I actually find it kind of ironic that the words cold (gǎn mào, 感冒) and cold (lěng,) in English are the same, but different in Mandarin. I would definitely expect it to be the other way around because this belief is so ingrained into their culture.

Monday, May 28, 2012

Mandarin Mondays: 杨梅 (Chinese Waxberry)

While fish heads, chicken feet, and some other delicacies here, may not particularly be our favorites, one thing we do love about the food here is all the different fruit we get to try. This region, because of it's mild climate and long growing seasons, has a exceptional amount of fruit and vegetables all year long. Like most of the world, the people here mostly eat seasonally and locally grown produce, with very little imported. But because of the abundance and variety available in this area, this is very easy to do here and get a well rounded diet and not get bored. We definitely appreciate this about this area because as Americans we are particularly spoiled by the notion that we should be able to have virtually any type of produce at any time of the year. This just isn't the case for most of the world, and many areas of China have vastly different climates and much less variety of produce.

One of our favorite seasonal fruits this time of year is the Chinese Waxberry or Chinese Bayberry. Although since we have only known these in China, we never call them that and only use the Mandarin name yángméi (杨梅). These taste like a cross between a raspberry and a cranberry to us. Our boys absolutely love them, which sometimes surprises the Chinese people, because they can be quite tart.

Recently, Nate took the boys to pick some growing in our apartment complex. This batch wasn't all the way ripe so they were more sour than usual. I ended up boiling, mashing, straining out the pits, and then adding sugar to make yángméi pancake syrup. It turned out great and the boys were super excited with their special pancake sauce.

Monday, May 21, 2012

Mandarin Mondays: 鱼 (Fish)

Last week, a friend of mine taught me how to make steamed fish (yú, 鱼) in a traditional Chinese way. I am not a huge fan of fish, but this was quite good and Andrew (our two year old) couldn't get enough.

First we went to the market so my friend could pick out a fish. After she bought the fish they gutted and scaled it for her.

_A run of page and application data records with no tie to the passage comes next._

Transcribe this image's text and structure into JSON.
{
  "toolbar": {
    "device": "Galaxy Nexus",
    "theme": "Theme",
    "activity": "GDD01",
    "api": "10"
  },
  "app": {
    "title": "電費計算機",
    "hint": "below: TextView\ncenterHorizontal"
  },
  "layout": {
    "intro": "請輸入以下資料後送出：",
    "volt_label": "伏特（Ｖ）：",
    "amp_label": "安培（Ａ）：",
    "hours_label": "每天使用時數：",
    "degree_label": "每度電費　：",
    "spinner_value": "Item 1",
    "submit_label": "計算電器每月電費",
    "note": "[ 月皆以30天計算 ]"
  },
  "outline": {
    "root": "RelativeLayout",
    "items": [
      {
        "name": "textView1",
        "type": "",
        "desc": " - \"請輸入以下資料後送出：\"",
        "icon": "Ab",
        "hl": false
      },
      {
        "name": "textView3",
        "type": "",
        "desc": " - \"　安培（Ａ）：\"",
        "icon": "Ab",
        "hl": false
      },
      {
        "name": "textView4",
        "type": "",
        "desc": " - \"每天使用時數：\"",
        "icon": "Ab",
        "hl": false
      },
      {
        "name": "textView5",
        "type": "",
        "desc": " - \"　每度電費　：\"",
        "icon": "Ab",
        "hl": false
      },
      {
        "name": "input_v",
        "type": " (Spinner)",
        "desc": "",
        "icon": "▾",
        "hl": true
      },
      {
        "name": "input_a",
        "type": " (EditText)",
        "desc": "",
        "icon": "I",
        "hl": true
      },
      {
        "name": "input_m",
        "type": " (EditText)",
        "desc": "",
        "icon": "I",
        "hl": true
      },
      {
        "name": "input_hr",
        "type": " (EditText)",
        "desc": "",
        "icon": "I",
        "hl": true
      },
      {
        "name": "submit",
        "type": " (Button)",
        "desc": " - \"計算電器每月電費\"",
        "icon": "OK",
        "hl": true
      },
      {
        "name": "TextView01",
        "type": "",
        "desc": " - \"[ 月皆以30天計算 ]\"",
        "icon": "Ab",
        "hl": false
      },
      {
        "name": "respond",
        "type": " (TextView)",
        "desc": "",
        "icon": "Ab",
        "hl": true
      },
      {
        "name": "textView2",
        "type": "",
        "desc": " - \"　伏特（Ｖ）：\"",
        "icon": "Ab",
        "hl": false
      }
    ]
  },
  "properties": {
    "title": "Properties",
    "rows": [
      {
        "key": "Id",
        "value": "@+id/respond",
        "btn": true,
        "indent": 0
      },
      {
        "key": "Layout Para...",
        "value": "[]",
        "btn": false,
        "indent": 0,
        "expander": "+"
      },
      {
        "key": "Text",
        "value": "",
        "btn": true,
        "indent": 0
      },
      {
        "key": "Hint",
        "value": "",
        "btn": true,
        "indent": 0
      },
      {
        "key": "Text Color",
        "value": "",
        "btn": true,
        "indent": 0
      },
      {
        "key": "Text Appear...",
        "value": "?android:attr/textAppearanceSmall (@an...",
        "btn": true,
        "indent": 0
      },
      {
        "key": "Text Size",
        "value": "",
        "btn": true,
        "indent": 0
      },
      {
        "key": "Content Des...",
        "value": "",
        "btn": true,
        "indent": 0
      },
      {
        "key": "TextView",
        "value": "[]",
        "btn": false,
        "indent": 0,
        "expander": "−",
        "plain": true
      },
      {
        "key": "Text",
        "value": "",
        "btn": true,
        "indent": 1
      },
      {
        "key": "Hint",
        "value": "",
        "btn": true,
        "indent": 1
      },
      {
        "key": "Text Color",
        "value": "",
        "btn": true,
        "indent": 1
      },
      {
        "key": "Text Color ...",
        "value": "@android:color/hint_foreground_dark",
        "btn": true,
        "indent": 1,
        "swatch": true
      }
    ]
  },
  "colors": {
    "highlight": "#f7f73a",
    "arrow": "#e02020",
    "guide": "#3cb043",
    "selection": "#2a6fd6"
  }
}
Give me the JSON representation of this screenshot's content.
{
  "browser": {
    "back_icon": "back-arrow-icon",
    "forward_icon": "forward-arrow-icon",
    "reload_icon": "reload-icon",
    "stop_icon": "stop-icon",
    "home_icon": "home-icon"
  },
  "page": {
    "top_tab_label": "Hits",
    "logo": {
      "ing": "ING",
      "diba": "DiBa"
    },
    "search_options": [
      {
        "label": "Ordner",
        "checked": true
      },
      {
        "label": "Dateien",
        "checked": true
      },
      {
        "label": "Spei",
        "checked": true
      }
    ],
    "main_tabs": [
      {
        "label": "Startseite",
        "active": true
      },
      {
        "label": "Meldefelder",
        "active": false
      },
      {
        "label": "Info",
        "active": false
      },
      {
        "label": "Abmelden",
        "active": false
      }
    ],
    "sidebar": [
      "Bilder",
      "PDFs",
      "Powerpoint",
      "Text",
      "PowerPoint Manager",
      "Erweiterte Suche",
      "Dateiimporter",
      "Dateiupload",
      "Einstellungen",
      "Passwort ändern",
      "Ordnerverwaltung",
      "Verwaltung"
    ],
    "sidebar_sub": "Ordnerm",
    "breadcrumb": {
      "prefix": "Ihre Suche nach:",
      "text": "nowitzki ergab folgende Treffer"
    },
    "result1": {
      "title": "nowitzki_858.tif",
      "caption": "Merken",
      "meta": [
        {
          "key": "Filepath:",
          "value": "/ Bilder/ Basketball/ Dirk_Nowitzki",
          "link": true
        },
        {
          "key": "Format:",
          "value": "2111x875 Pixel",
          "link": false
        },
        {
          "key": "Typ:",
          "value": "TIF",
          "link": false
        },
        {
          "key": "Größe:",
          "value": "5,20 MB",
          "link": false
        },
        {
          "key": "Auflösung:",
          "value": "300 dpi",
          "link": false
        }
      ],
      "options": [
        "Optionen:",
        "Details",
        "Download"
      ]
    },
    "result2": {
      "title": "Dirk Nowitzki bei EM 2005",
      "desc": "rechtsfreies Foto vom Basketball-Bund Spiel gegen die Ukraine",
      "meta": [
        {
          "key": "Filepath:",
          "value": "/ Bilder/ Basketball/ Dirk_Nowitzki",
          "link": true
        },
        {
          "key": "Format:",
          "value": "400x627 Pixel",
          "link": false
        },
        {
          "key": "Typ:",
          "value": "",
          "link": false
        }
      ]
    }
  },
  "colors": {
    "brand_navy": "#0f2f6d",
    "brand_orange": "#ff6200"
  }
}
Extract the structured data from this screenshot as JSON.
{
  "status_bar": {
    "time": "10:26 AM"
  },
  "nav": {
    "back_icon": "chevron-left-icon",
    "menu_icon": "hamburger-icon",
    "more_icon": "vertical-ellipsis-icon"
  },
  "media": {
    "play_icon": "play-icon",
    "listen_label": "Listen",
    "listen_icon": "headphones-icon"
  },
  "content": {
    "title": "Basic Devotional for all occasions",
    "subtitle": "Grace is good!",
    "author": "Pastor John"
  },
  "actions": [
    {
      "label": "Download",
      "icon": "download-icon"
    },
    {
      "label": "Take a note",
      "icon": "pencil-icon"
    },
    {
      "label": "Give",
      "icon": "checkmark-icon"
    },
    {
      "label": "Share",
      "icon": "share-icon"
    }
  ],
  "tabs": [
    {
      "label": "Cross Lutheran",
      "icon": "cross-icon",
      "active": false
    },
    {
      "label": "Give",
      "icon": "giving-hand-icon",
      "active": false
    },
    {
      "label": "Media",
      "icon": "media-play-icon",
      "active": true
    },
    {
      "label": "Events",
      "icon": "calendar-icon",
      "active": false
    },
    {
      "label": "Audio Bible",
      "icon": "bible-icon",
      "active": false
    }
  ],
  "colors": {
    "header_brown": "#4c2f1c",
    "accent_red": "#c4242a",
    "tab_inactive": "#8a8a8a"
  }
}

We took it back to her apartment where she put it on a plate with fresh herbs. She also place a dish with soy sauce and oil on the side. Then this whole plate goes into a wok on a wire rack to keep in elevated out of the water in the bottom of the wok. The wok should already be steaming hot when you put the plate in, and then you simply cover and steam the fish for 9 minutes. It has to be 9 minutes exactly, per instructions. Then you pour the sauce over the fish and eat!

Monday, April 30, 2012

Mandarin Mondays: 市场 (Street Market)

In honor of International Labor Day (wǔ yī láodòng jié, 五一劳动节) messing up everyone's normal weekend plans again, I didn't have to tutor on Sunday afternoon. So we went to a nearby street market (shì chǎng, 市场) that is huge, but only there on Sundays. We got some things for our new apartment that are like early birthday presents for me.

You never know quite what you are going to find at these markets. In the past, we've seen cow's heads but passed on purchasing any. You can also find all kind of health cures there, and maybe even get your teeth fixed? Uh, we passed on that too.

Anyway, what we love about this market are the handcrafted items, that are much higher quality than stuff at our Walmart and are difficult to find anywhere else. This time, we got some more blue pots and bamboo baskets. We're using them to hold our fruits and veggies, kitchen towels, and some school and art supplies for the boys. Our dining room looks a lot more organized and happier now.


Related Posts Plugin for WordPress, Blogger...